Amidst questions about whether upcoming graphics card generations from both AMD and Nvidia would utilize GDDR5X, GDDR6 or high-bandwidth-memory, Samsung has made it clear that the latter option will certainly be possible at least. In an announcement, it made it clear that production of its own second-generation high-bandwidth-memory, HBM2 Aquabolt, was now well underway.
HBM was first utilized by AMD on its Fury line of graphics cards in 2015, where it proved very capable in terms of bandwidth, but a little limiting in terms of the actual size of the chips. With just 4GB on the top of the line Fury X card, some games quickly maxed it out and its overall performance suffered, despite being an impressive overall graphics card at the time and the most powerful AMD would release until its Vega line this year.
Since then though, due to supply and cost issues we haven't seen much in the way of HBM used in any high-end graphics cards. It would take until Nvidia's first Volta release, the Titan V, to bring it back and then it came with HBM2, a second generation that was even faster, though much more capacious. Samsung's Aquabolt iteration would be likely to only increase that, as its modules come in 8GB chips, more than enough to equip future cards with oodles of high-speed memory.
To give you some context of how fast the new standard is, a single 8GB module has a bandwidth of 307 gigabytes per second or around 10 times that of a comparable 8GB GDDR5 module, as Hexus explains. If a graphics card were to use four of these chips, it would have more than 1.2 terabytes per second of bandwidth.

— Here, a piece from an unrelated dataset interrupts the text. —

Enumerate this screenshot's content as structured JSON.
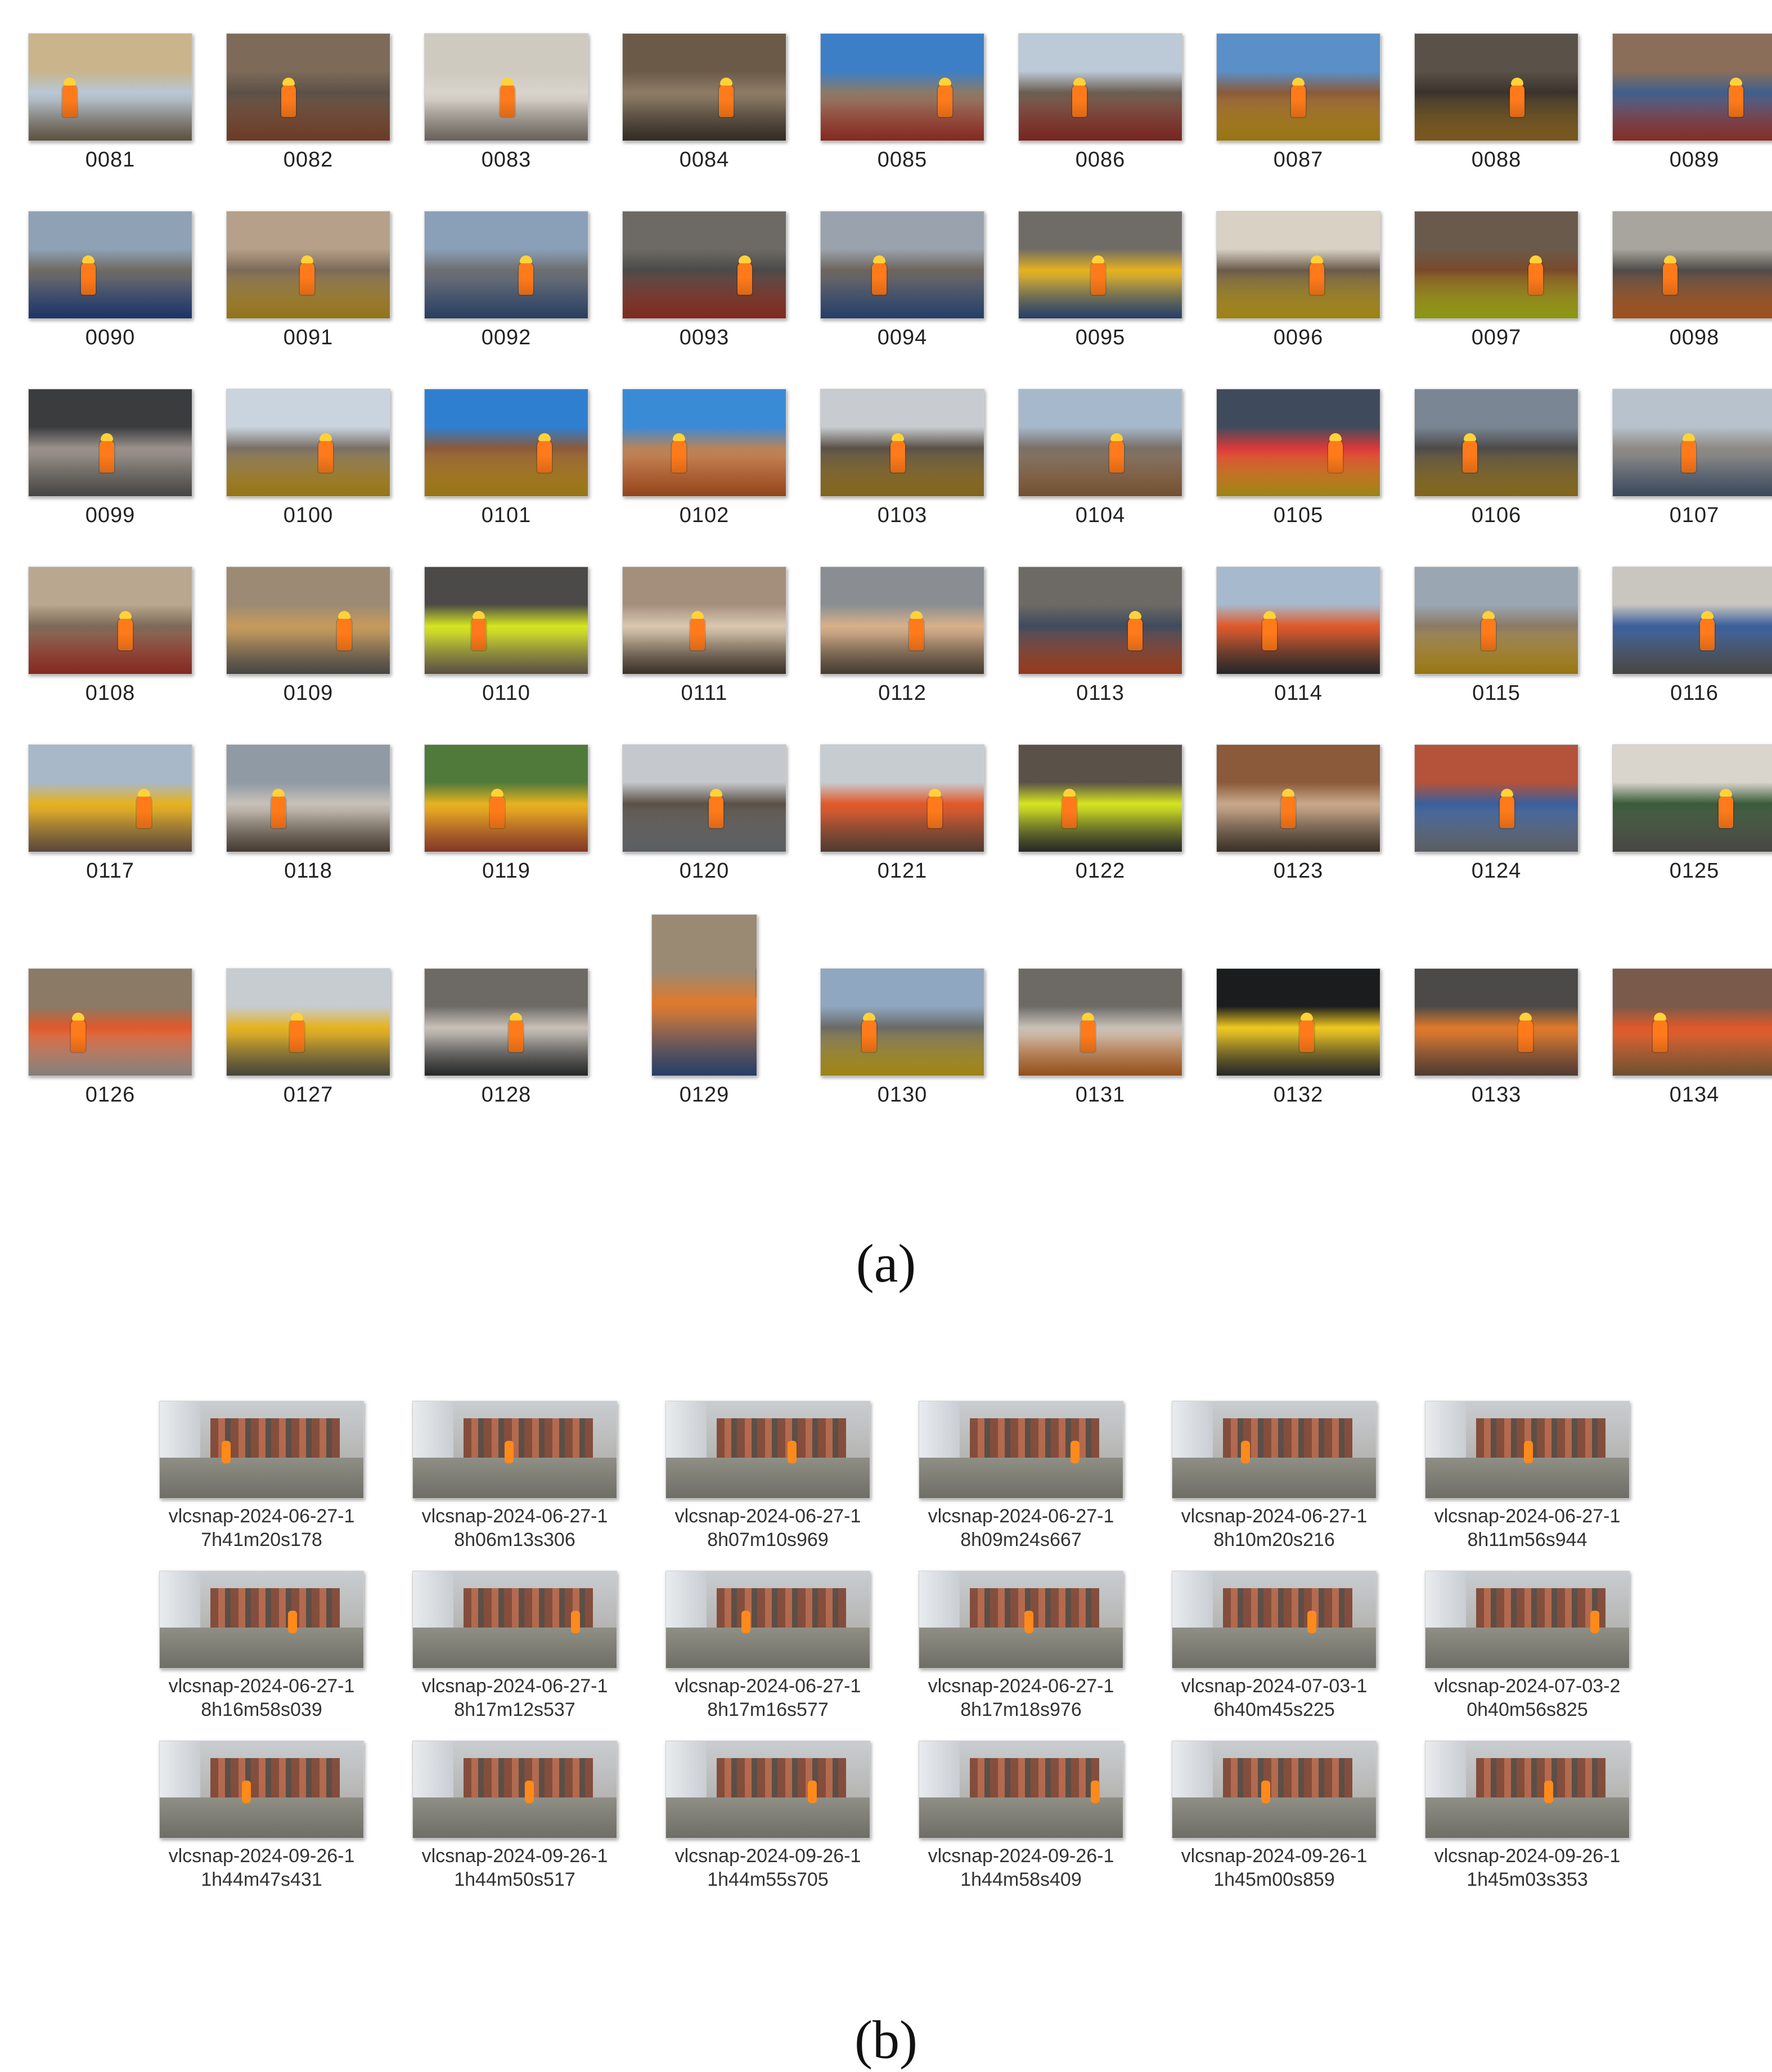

This is a 50 percent improvement on Samsung's first generation HBM, operating at 1.2v.